*** Exercise data ***
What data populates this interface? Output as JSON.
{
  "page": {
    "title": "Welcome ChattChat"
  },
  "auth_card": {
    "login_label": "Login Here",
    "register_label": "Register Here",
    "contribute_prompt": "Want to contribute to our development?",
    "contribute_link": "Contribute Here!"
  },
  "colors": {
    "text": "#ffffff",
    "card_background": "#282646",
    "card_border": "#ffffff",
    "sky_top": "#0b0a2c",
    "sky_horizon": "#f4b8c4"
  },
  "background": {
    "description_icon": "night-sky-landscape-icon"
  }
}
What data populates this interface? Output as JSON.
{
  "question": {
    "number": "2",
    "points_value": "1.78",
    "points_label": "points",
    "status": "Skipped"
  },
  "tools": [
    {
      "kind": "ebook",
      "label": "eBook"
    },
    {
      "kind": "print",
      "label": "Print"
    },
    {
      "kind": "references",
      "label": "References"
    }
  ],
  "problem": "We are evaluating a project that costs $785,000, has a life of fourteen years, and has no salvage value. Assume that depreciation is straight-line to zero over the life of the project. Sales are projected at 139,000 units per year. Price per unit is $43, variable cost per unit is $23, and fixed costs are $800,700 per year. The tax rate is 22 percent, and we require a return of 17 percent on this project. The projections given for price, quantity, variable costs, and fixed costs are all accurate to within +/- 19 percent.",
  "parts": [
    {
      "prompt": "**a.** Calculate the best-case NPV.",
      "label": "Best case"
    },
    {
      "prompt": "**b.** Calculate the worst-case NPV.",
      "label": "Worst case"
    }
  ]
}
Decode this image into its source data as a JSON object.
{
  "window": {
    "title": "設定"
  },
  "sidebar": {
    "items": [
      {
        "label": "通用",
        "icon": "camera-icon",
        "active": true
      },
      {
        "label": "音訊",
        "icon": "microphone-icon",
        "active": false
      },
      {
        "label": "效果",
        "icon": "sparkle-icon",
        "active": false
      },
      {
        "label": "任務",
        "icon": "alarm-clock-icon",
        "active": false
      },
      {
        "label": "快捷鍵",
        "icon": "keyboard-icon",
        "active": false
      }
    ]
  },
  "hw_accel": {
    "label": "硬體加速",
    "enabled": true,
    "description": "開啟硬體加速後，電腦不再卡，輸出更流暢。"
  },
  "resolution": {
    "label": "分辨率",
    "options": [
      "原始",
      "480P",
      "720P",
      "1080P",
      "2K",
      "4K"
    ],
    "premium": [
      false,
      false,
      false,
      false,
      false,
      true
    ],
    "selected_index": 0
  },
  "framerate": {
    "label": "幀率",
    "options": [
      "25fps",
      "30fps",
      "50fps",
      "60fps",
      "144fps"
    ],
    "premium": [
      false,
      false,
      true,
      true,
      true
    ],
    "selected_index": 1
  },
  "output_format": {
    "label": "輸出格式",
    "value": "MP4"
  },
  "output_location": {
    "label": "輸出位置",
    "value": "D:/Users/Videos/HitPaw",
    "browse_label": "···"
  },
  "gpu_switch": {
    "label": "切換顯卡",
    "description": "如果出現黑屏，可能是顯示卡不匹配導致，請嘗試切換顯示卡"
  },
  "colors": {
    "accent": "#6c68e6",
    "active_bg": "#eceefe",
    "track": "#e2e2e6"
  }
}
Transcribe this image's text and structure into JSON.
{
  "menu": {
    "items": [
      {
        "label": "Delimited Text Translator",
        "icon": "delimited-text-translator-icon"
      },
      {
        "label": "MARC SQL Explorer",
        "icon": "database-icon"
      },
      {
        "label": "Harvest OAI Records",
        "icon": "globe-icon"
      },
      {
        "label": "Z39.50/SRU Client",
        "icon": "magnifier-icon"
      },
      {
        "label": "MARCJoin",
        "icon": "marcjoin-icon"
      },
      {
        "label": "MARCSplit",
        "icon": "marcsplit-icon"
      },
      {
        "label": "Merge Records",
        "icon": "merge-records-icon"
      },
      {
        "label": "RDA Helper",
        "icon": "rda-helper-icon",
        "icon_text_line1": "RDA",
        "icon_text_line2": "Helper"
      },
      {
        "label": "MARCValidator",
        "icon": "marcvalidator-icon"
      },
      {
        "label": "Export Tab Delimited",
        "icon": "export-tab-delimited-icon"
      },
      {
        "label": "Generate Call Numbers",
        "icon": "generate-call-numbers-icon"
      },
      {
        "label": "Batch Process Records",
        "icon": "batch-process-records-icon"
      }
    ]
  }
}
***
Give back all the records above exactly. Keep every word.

What data populates this interface? Output as JSON.
{
  "page": {
    "title": "Welcome ChattChat"
  },
  "auth_card": {
    "login_label": "Login Here",
    "register_label": "Register Here",
    "contribute_prompt": "Want to contribute to our development?",
    "contribute_link": "Contribute Here!"
  },
  "colors": {
    "text": "#ffffff",
    "card_background": "#282646",
    "card_border": "#ffffff",
    "sky_top": "#0b0a2c",
    "sky_horizon": "#f4b8c4"
  },
  "background": {
    "description_icon": "night-sky-landscape-icon"
  }
}
What data populates this interface? Output as JSON.
{
  "question": {
    "number": "2",
    "points_value": "1.78",
    "points_label": "points",
    "status": "Skipped"
  },
  "tools": [
    {
      "kind": "ebook",
      "label": "eBook"
    },
    {
      "kind": "print",
      "label": "Print"
    },
    {
      "kind": "references",
      "label": "References"
    }
  ],
  "problem": "We are evaluating a project that costs $785,000, has a life of fourteen years, and has no salvage value. Assume that depreciation is straight-line to zero over the life of the project. Sales are projected at 139,000 units per year. Price per unit is $43, variable cost per unit is $23, and fixed costs are $800,700 per year. The tax rate is 22 percent, and we require a return of 17 percent on this project. The projections given for price, quantity, variable costs, and fixed costs are all accurate to within +/- 19 percent.",
  "parts": [
    {
      "prompt": "**a.** Calculate the best-case NPV.",
      "label": "Best case"
    },
    {
      "prompt": "**b.** Calculate the worst-case NPV.",
      "label": "Worst case"
    }
  ]
}
Decode this image into its source data as a JSON object.
{
  "window": {
    "title": "設定"
  },
  "sidebar": {
    "items": [
      {
        "label": "通用",
        "icon": "camera-icon",
        "active": true
      },
      {
        "label": "音訊",
        "icon": "microphone-icon",
        "active": false
      },
      {
        "label": "效果",
        "icon": "sparkle-icon",
        "active": false
      },
      {
        "label": "任務",
        "icon": "alarm-clock-icon",
        "active": false
      },
      {
        "label": "快捷鍵",
        "icon": "keyboard-icon",
        "active": false
      }
    ]
  },
  "hw_accel": {
    "label": "硬體加速",
    "enabled": true,
    "description": "開啟硬體加速後，電腦不再卡，輸出更流暢。"
  },
  "resolution": {
    "label": "分辨率",
    "options": [
      "原始",
      "480P",
      "720P",
      "1080P",
      "2K",
      "4K"
    ],
    "premium": [
      false,
      false,
      false,
      false,
      false,
      true
    ],
    "selected_index": 0
  },
  "framerate": {
    "label": "幀率",
    "options": [
      "25fps",
      "30fps",
      "50fps",
      "60fps",
      "144fps"
    ],
    "premium": [
      false,
      false,
      true,
      true,
      true
    ],
    "selected_index": 1
  },
  "output_format": {
    "label": "輸出格式",
    "value": "MP4"
  },
  "output_location": {
    "label": "輸出位置",
    "value": "D:/Users/Videos/HitPaw",
    "browse_label": "···"
  },
  "gpu_switch": {
    "label": "切換顯卡",
    "description": "如果出現黑屏，可能是顯示卡不匹配導致，請嘗試切換顯示卡"
  },
  "colors": {
    "accent": "#6c68e6",
    "active_bg": "#eceefe",
    "track": "#e2e2e6"
  }
}
Transcribe this image's text and structure into JSON.
{
  "menu": {
    "items": [
      {
        "label": "Delimited Text Translator",
        "icon": "delimited-text-translator-icon"
      },
      {
        "label": "MARC SQL Explorer",
        "icon": "database-icon"
      },
      {
        "label": "Harvest OAI Records",
        "icon": "globe-icon"
      },
      {
        "label": "Z39.50/SRU Client",
        "icon": "magnifier-icon"
      },
      {
        "label": "MARCJoin",
        "icon": "marcjoin-icon"
      },
      {
        "label": "MARCSplit",
        "icon": "marcsplit-icon"
      },
      {
        "label": "Merge Records",
        "icon": "merge-records-icon"
      },
      {
        "label": "RDA Helper",
        "icon": "rda-helper-icon",
        "icon_text_line1": "RDA",
        "icon_text_line2": "Helper"
      },
      {
        "label": "MARCValidator",
        "icon": "marcvalidator-icon"
      },
      {
        "label": "Export Tab Delimited",
        "icon": "export-tab-delimited-icon"
      },
      {
        "label": "Generate Call Numbers",
        "icon": "generate-call-numbers-icon"
      },
      {
        "label": "Batch Process Records",
        "icon": "batch-process-records-icon"
      }
    ]
  }
}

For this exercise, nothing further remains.